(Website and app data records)

+===+

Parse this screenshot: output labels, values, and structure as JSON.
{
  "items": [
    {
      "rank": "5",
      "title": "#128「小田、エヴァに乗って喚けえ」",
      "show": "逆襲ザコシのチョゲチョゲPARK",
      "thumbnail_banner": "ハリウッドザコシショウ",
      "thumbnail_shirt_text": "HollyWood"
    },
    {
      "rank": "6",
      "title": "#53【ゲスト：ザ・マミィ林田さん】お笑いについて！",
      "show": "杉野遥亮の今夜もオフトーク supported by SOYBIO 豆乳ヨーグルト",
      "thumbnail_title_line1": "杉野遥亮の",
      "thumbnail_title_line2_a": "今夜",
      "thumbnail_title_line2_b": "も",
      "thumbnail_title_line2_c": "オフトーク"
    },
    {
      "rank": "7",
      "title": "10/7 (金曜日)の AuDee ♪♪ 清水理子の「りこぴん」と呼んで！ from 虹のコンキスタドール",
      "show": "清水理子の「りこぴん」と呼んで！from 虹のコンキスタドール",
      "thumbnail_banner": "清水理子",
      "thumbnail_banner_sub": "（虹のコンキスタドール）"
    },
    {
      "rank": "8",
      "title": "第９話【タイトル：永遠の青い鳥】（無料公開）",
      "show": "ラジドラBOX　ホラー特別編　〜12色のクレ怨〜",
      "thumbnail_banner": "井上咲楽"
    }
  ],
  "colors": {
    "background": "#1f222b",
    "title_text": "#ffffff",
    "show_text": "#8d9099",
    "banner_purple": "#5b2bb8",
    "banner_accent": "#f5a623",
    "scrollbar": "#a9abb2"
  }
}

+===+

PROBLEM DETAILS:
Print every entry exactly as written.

OUTPUT:
Parse this screenshot: output labels, values, and structure as JSON.
{
  "items": [
    {
      "rank": "5",
      "title": "#128「小田、エヴァに乗って喚けえ」",
      "show": "逆襲ザコシのチョゲチョゲPARK",
      "thumbnail_banner": "ハリウッドザコシショウ",
      "thumbnail_shirt_text": "HollyWood"
    },
    {
      "rank": "6",
      "title": "#53【ゲスト：ザ・マミィ林田さん】お笑いについて！",
      "show": "杉野遥亮の今夜もオフトーク supported by SOYBIO 豆乳ヨーグルト",
      "thumbnail_title_line1": "杉野遥亮の",
      "thumbnail_title_line2_a": "今夜",
      "thumbnail_title_line2_b": "も",
      "thumbnail_title_line2_c": "オフトーク"
    },
    {
      "rank": "7",
      "title": "10/7 (金曜日)の AuDee ♪♪ 清水理子の「りこぴん」と呼んで！ from 虹のコンキスタドール",
      "show": "清水理子の「りこぴん」と呼んで！from 虹のコンキスタドール",
      "thumbnail_banner": "清水理子",
      "thumbnail_banner_sub": "（虹のコンキスタドール）"
    },
    {
      "rank": "8",
      "title": "第９話【タイトル：永遠の青い鳥】（無料公開）",
      "show": "ラジドラBOX　ホラー特別編　〜12色のクレ怨〜",
      "thumbnail_banner": "井上咲楽"
    }
  ],
  "colors": {
    "background": "#1f222b",
    "title_text": "#ffffff",
    "show_text": "#8d9099",
    "banner_purple": "#5b2bb8",
    "banner_accent": "#f5a623",
    "scrollbar": "#a9abb2"
  }
}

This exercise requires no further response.